The iconic Staten Island Ferry John F. Kennedy was built in Orange at Levingston Shipbuilding and has been bought by investors, including two famous comedians, to become a New York City entertainment venue.
In January, Pete Davidson and Colin Jost of Saturday Night Live, made international headlines when they bought the John F. Kennedy at auction. Jost is married actress Scarlett Johansson and Davidson has been in gossip columns recently as he dates Kim Kardashian.
The ferry was retired in August 2021 after 57 years of service between Staten Island and Manhattan, two of the five New York City boroughs.
Adam Conrad, president of the Heritage House Museum of Orange County, announced last week that an architect and developer who is part of the group of buyers contacted the museum about the history of the ferry. The architect knew where the ferry was constructed and is looking for any memorabilia. The museum has sent by email photographs in its collection that were taken during the JFK's construction.
The JFK was one of three diesel-electric ferries the New York Department of Transportation ordered from Levingston Shipbuilding in 1963. The New York Times reported the contract was for $11.64 million, which is about $1.1 billion in 2022. The other two ferries were American Legion and The Gov. Herbert H. Lehman.
Construction contracts like that one made Levingston Shipbuilding one of the biggest employers in Orange.
The JFK hull was laid at at the shipyard in 1963. The New York Times in the May 16, 1964, edition reported the ship was being launched in Orange that day to become "the newest, largest, and finest of New York's Staten Island ferry fleet." Mrs. Walter B. Coleman, wife of the deputy commissioner of New York's Department of Marine and Aviation, was in Orange to christen the ship with the traditional crack of a champagne bottle.
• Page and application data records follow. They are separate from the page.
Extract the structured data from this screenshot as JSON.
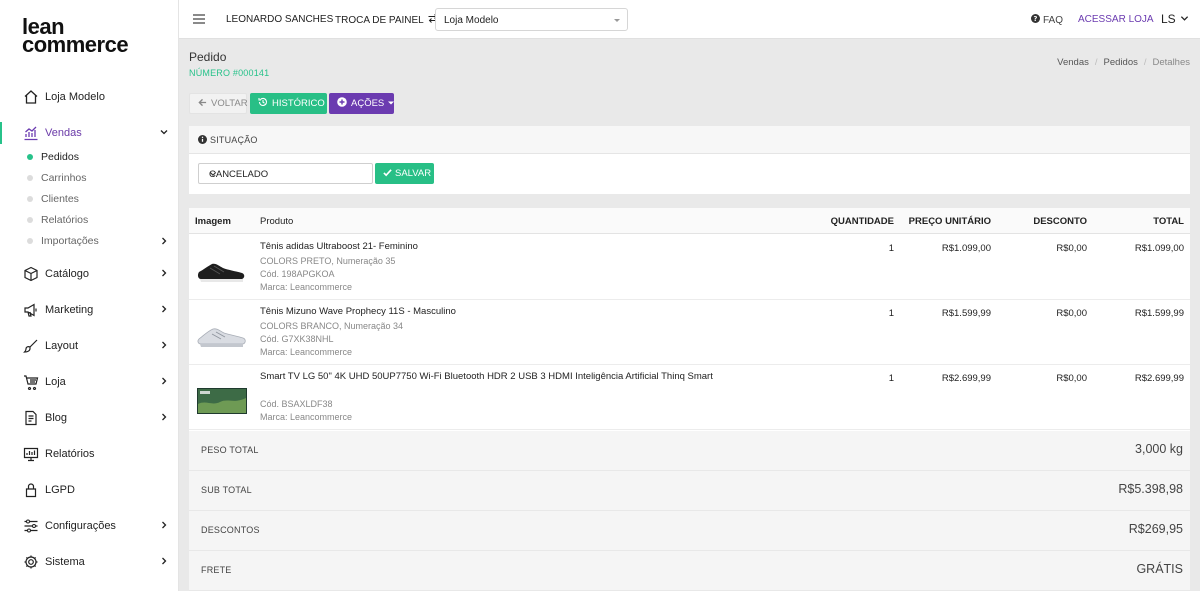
{
  "brand": {
    "logo_line1": "lean",
    "logo_line2": "commerce",
    "accent_green": "#27c28a",
    "accent_purple": "#6b3bb0"
  },
  "topbar": {
    "user_name": "LEONARDO SANCHES",
    "switch_panel": "TROCA DE PAINEL",
    "store": "Loja Modelo",
    "faq": "FAQ",
    "access_store": "ACESSAR LOJA",
    "avatar_initials": "LS"
  },
  "sidebar": {
    "items": [
      {
        "label": "Loja Modelo",
        "icon": "house-icon"
      },
      {
        "label": "Vendas",
        "icon": "chart-icon"
      },
      {
        "label": "Catálogo",
        "icon": "box-icon"
      },
      {
        "label": "Marketing",
        "icon": "megaphone-icon"
      },
      {
        "label": "Layout",
        "icon": "brush-icon"
      },
      {
        "label": "Loja",
        "icon": "cart-icon"
      },
      {
        "label": "Blog",
        "icon": "document-icon"
      },
      {
        "label": "Relatórios",
        "icon": "monitor-chart-icon"
      },
      {
        "label": "LGPD",
        "icon": "lock-icon"
      },
      {
        "label": "Configurações",
        "icon": "sliders-icon"
      },
      {
        "label": "Sistema",
        "icon": "gear-icon"
      }
    ],
    "sales_sub": [
      "Pedidos",
      "Carrinhos",
      "Clientes",
      "Relatórios",
      "Importações"
    ]
  },
  "page": {
    "title": "Pedido",
    "order_number": "NÚMERO #000141",
    "breadcrumb": [
      "Vendas",
      "Pedidos",
      "Detalhes"
    ]
  },
  "actions": {
    "back": "VOLTAR",
    "history": "HISTÓRICO",
    "actions": "AÇÕES"
  },
  "situation": {
    "header": "SITUAÇÃO",
    "status": "CANCELADO",
    "save": "SALVAR"
  },
  "table": {
    "headers": [
      "Imagem",
      "Produto",
      "QUANTIDADE",
      "PREÇO UNITÁRIO",
      "DESCONTO",
      "TOTAL"
    ],
    "rows": [
      {
        "name": "Tênis adidas Ultraboost 21- Feminino",
        "variant": "COLORS PRETO, Numeração 35",
        "sku": "Cód. 198APGKOA",
        "brand": "Marca: Leancommerce",
        "qty": "1",
        "unit_price": "R$1.099,00",
        "discount": "R$0,00",
        "total": "R$1.099,00",
        "image": "black-sneaker-image"
      },
      {
        "name": "Tênis Mizuno Wave Prophecy 11S - Masculino",
        "variant": "COLORS BRANCO, Numeração 34",
        "sku": "Cód. G7XK38NHL",
        "brand": "Marca: Leancommerce",
        "qty": "1",
        "unit_price": "R$1.599,99",
        "discount": "R$0,00",
        "total": "R$1.599,99",
        "image": "white-sneaker-image"
      },
      {
        "name": "Smart TV LG 50\" 4K UHD 50UP7750 Wi-Fi Bluetooth HDR 2 USB 3 HDMI Inteligência Artificial Thinq Smart",
        "variant": "",
        "sku": "Cód. BSAXLDF38",
        "brand": "Marca: Leancommerce",
        "qty": "1",
        "unit_price": "R$2.699,99",
        "discount": "R$0,00",
        "total": "R$2.699,99",
        "image": "tv-image"
      }
    ]
  },
  "summary": {
    "weight_label": "PESO TOTAL",
    "weight": "3,000 kg",
    "subtotal_label": "SUB TOTAL",
    "subtotal": "R$5.398,98",
    "discounts_label": "DESCONTOS",
    "discounts": "R$269,95",
    "shipping_label": "FRETE",
    "shipping": "GRÁTIS"
  }
}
The Times said U.S. Attorney General Robert Kennedy designated Marine and Aviation Commissioner Leo Brown to represent the late president's family during the ceremony.
The Orange Leader daily newspapers from that year are not online and local libraries do not have microfilm readers to look at the edition from the launching.
The Times said the JFK ferry was 294 feet long and 69 feet wide. The main deck had three lanes for vehicles "with a total capacity of 50 automobiles. Passengers had smoking cabins on each side of the vehicle areas.
Two upper passenger decks had snack bars and restrooms with a capacity of about 3,500 people.
The JFK ferry through the years became the most popular one in the Staten Island ferry fleet and has been seen in television and film. Its most famous film was "Working Girl" in 1988 directed by Mike Nichols and starring Melanie Griffith and Harrison Ford. Several scenes were shot with Griffith and Joan Cusak riding the ferry. It was also featured in the Oscar-winning theme song by Carly Simon.
The New York Department of Transportation officials likely knew the reputation of Levingston when they ordered the three ferries. A Levingston-built ferry named Hamilton was launched in 1940 and ran between Staten Island and Brooklyn until 1964 when the Verrazano-Narrows Bridge opened.
The Orange Leader at the time reported the diesel-electric ferry Hamilton had 950 horsepower and Levingston worked with General Motors. Mrs. E.W. Brown Jr., wife of Levingston president, "carrying a magnificent corsage of roses" crashed the champagne bottle to christen the Hamilton.
E.T. Malloy was vice president and general superintendent of Levingston with George W. Levingston as vice president and Eads Johnson naval architect.
A state historical marker for Levingston is off Simmons Drive near the Orange Riverfront Pavilion with other markers for World War II. It says brothers Samuel, David, and John Levingston moved to Orange in 1859 and established a yard to build wooden ships.
About 1919, Captain George Levingston, son of Samuel, started his own shipbuilding company. In 1930, he bought five acres of land along the Sabine River on Front Street at Mill Street. Local industrialist Edgar Brown Jr., invested and acquired a major share of the shipyard in 1933 during the Great Depression.
Paul Mattingly Jr., a former Orange resident, has written a book about Levingston and its legacy. He said after World War II, Brown sold the shipyard to brothers Ed T. Malloy, Frank Malloy, Delbert Nance, and his father, Paul Mattingly Sr., who was chief financial officer. The senior Matt Mattingly later sold his shares and established Marine and Petroleum (M&P), which still operates today in Orange County.
The book is "From Orange to Singapore: A Shipyard Builds a Legacy" and is available on Amazon.